Note that I am not using the word “hue” here, because this has nothing to do with nonlinear perception of color in the human visual system.

I don’t believe this is true. Baselight has different display rendering transforms available. TCAM I believe is mostly “chromaticity linear” within the visible spectrum of colors. The ARRI and ACES renderings are not “chromaticity linear” because the chromaticities do not travel along a straight line, as your Planckian Locus sweep above shows pretty clearly.

“ratio preserving tone curve” and “chromaticity-preserving tone scale” mean the same thing. It refers to a compression of input intensity values into a smaller range, which does not change chromaticities in a nonlinear way as a byproduct of that transformation. A chromaticity-linear transform might change the chromaticities as a byproduct, but only in a straight line towards the achromatic axis.

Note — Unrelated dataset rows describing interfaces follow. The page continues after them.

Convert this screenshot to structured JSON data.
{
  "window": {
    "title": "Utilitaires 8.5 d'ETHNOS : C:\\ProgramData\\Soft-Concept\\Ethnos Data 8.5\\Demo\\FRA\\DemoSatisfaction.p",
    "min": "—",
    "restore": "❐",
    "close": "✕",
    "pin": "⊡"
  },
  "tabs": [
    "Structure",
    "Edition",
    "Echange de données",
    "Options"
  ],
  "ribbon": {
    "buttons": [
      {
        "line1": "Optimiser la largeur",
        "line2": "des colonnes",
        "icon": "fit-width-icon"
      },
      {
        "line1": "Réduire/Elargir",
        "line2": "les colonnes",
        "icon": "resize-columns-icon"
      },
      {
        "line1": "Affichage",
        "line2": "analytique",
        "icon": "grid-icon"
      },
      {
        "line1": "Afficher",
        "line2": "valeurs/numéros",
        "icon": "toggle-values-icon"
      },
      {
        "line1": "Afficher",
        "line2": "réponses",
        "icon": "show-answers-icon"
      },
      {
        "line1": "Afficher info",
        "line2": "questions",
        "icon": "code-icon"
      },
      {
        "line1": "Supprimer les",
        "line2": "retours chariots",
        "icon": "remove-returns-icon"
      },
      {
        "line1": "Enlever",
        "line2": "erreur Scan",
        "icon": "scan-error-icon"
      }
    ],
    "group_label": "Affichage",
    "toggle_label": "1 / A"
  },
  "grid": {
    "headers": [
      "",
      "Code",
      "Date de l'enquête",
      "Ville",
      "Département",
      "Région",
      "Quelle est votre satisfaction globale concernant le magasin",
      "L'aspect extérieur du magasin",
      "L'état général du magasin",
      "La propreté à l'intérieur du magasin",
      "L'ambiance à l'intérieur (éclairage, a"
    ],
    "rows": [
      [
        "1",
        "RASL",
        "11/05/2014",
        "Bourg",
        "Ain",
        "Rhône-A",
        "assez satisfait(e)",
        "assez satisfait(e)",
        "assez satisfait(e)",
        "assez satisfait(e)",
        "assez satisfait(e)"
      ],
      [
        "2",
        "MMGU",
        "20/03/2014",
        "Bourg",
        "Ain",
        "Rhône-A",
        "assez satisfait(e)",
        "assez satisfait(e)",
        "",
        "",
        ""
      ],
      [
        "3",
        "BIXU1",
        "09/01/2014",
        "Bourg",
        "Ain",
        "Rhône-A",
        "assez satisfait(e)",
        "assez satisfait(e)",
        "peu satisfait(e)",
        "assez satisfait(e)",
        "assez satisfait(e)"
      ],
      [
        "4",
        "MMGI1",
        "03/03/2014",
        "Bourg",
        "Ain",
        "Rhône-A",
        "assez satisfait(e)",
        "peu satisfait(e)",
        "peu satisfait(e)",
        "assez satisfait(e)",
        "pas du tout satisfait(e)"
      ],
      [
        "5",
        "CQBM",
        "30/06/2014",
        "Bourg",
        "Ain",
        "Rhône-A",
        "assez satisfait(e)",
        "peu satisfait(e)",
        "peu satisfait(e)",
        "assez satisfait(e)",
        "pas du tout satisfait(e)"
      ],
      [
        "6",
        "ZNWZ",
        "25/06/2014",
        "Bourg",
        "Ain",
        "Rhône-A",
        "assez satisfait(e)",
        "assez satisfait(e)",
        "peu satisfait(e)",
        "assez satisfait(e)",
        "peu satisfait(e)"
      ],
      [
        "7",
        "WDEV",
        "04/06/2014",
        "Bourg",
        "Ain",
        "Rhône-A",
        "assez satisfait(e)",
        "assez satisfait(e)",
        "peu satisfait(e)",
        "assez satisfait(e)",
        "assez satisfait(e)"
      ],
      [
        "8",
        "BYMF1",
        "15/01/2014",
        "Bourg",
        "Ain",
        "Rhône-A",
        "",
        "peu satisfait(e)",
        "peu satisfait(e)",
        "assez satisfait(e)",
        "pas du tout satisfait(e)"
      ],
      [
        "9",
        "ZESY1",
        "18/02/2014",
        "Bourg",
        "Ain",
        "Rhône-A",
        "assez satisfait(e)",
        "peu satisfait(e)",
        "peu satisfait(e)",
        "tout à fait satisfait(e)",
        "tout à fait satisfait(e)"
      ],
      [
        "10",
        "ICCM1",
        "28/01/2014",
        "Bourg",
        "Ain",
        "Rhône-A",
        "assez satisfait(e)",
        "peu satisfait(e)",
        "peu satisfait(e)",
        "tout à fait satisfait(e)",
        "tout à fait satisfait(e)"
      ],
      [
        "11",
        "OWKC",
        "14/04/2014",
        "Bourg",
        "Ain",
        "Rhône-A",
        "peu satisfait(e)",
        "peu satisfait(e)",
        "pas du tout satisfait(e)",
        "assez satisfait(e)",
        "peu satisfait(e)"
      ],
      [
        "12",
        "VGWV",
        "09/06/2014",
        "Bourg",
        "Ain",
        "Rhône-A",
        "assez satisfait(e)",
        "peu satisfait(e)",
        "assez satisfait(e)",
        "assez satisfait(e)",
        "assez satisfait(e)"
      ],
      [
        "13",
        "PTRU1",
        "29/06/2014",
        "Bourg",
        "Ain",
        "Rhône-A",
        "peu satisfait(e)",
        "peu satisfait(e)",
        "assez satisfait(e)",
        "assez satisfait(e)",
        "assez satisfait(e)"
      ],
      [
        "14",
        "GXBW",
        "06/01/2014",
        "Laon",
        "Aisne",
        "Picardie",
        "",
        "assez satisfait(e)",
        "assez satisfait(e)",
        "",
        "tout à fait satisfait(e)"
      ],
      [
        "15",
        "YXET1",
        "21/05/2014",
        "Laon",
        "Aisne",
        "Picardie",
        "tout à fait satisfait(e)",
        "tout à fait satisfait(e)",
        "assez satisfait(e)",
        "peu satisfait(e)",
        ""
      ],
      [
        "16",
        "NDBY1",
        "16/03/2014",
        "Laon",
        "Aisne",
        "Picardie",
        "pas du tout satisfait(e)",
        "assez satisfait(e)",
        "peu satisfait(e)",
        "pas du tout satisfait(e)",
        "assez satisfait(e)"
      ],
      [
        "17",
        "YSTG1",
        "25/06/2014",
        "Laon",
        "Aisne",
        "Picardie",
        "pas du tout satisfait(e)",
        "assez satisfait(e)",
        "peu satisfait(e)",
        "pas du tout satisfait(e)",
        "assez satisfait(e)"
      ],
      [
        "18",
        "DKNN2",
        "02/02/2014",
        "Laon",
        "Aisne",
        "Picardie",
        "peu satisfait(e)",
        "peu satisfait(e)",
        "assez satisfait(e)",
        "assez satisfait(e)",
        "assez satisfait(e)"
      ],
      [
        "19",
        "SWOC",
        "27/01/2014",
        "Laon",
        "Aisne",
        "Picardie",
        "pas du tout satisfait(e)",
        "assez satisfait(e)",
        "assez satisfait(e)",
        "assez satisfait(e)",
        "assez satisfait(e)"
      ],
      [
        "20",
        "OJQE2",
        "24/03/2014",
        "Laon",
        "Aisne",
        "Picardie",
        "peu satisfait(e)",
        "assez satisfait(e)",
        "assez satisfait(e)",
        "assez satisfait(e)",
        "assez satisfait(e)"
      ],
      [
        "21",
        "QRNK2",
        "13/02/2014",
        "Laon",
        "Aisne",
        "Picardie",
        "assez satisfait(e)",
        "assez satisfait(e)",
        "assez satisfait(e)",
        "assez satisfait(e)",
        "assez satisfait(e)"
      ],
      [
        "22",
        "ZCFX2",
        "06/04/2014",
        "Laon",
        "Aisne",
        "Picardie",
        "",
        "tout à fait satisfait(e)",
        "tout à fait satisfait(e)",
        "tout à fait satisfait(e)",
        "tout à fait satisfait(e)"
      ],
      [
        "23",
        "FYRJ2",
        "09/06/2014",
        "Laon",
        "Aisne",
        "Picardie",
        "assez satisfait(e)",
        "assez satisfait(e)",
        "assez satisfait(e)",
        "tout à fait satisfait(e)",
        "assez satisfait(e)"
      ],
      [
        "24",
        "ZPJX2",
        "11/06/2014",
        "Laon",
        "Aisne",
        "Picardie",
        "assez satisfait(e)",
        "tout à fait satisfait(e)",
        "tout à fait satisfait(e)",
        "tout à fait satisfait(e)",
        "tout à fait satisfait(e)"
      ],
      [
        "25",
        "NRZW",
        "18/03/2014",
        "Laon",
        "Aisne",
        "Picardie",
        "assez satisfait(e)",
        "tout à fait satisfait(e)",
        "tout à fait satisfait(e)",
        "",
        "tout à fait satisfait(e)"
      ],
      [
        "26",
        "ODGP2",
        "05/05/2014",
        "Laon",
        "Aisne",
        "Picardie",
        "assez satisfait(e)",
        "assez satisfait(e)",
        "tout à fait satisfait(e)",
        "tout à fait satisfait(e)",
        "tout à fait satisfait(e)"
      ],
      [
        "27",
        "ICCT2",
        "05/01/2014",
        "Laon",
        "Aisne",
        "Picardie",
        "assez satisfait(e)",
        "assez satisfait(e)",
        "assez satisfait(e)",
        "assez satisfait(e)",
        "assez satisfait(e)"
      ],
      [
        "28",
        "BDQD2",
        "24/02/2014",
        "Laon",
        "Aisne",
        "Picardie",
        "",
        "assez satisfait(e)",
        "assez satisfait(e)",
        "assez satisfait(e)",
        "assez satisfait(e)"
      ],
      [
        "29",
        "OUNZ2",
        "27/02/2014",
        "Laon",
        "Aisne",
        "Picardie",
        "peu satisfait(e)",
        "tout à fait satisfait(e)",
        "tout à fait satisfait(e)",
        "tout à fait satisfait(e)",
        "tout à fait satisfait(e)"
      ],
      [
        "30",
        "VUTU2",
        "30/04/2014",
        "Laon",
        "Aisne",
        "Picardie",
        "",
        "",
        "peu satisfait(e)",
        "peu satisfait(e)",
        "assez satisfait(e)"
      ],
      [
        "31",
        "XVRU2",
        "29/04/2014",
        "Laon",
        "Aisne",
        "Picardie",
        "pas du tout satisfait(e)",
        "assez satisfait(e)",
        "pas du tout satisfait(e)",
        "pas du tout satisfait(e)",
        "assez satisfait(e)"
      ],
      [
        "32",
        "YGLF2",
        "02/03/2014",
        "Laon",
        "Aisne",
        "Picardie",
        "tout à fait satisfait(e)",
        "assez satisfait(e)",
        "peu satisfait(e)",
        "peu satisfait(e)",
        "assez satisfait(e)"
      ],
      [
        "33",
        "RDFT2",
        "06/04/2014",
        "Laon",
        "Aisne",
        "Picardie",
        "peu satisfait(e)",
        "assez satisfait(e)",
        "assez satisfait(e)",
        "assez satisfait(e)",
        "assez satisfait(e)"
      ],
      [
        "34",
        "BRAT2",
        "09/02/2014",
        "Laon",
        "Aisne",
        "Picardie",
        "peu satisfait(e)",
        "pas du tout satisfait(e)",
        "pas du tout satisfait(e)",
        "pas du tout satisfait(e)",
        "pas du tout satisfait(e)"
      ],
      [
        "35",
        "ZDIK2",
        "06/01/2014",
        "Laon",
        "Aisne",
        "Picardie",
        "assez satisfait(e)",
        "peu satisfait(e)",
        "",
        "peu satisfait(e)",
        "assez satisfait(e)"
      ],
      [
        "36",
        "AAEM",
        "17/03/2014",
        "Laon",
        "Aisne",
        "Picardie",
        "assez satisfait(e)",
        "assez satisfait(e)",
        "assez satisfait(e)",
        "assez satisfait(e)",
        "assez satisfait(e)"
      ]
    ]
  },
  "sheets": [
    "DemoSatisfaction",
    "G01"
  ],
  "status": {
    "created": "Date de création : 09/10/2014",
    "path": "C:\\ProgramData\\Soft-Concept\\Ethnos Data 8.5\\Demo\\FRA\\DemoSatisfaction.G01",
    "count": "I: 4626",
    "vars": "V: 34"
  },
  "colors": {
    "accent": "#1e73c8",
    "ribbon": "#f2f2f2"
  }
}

These compression curves are just compression curves. Whether they are chromaticity-preserving or not depends on how they are applied. If you apply the curve directly to input scene-linear RGB values, they will not be chromaticity preserving. If you do something like this, they will be:

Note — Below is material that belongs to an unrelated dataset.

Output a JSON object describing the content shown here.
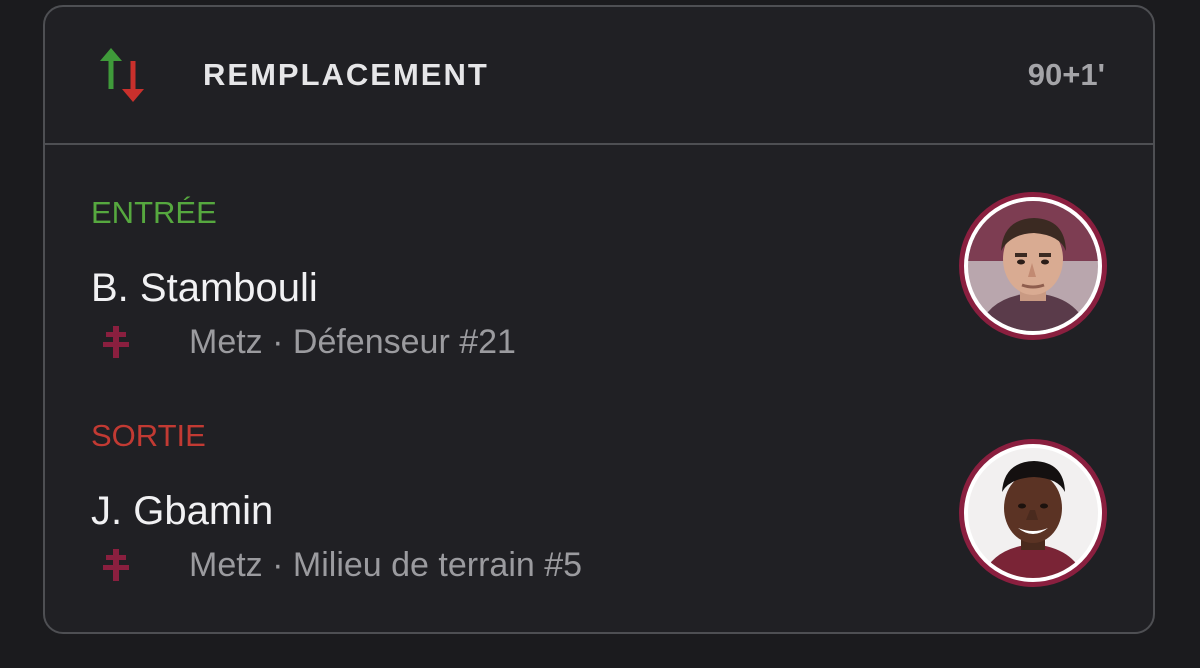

vec3 rgb = INPUT_RGB
float norm = max(rgb.x, rgb.y, rgb.z)
float compressed_norm = compress(norm) // some compression function
vec3 out_rgb = (rgb / norm) * compressed_norm

Here’s a little sketch showing the difference a couple test images and the PiecewiseHyperbolic compression curve I posted before.
chromaticity-preserving_vs_per-channel_planckian-locus.nk (222.8 KB)
Using this test image that I like:

This is what the per-channel intensity compression curve looks like on a 1931 chromaticity plot:

This is what the chromaticity preserving method outlined in the code above looks like:

And for interest, here’s a comparison of a chromaticity-preserving and per-channel plot of the Planckian locus looks like. The one bending towards yellow is the per-channel version:

Hope it helps.


@jedsmith yes it helps tremendously, thank you. I love how you are able to take complex brain-busting concepts and explain them in simple terms. That is truly a gift.

One more dumb questions (#4):
Is it the case that when the RRT “look” is added to a chromaticity-preserving tone map that the “salmon” color kelvin will look sunshine yellow again?

This was my hope with the ARRI ALF-2 look that I applied in Baselight over the T-CAM DRT. In my test above it does have that nice yellow sun color. That’s promising. However, I’m seeing an issue with green on the ALF-2. The following is an exposure sweep of renders of colored spheres, similar to the one from @ChrisBrejon except these are in ACEScg primaries, rather than sRGB primaries.

Both the T-CAM and T-CAM with the ALF look appear to be chromaticity-preserving, in that they are not shifting from 12 colors to the “notorious 6.” However, the pure green on the top row is clipping something awful. Looks to me like it’s a gamut problem. If I apply @jedsmith gamutCompress.nk to it, set to “ACEScg from Filmlight E-gamut” it’s not perfect (the green diffuse color is brighter than the spec), but certainly a ton better.

In the end, it seems like there is a tradeoff between having a 1 to 1 with material colors (chromaticity-preserving) or having a 1 to 1 with light color. If that is the case, then I guess the question is what would be more important to artists? However, I’m still hoping that with the right “look” (and maybe some gamut voodoo) artists can have both. Is that hope realistic?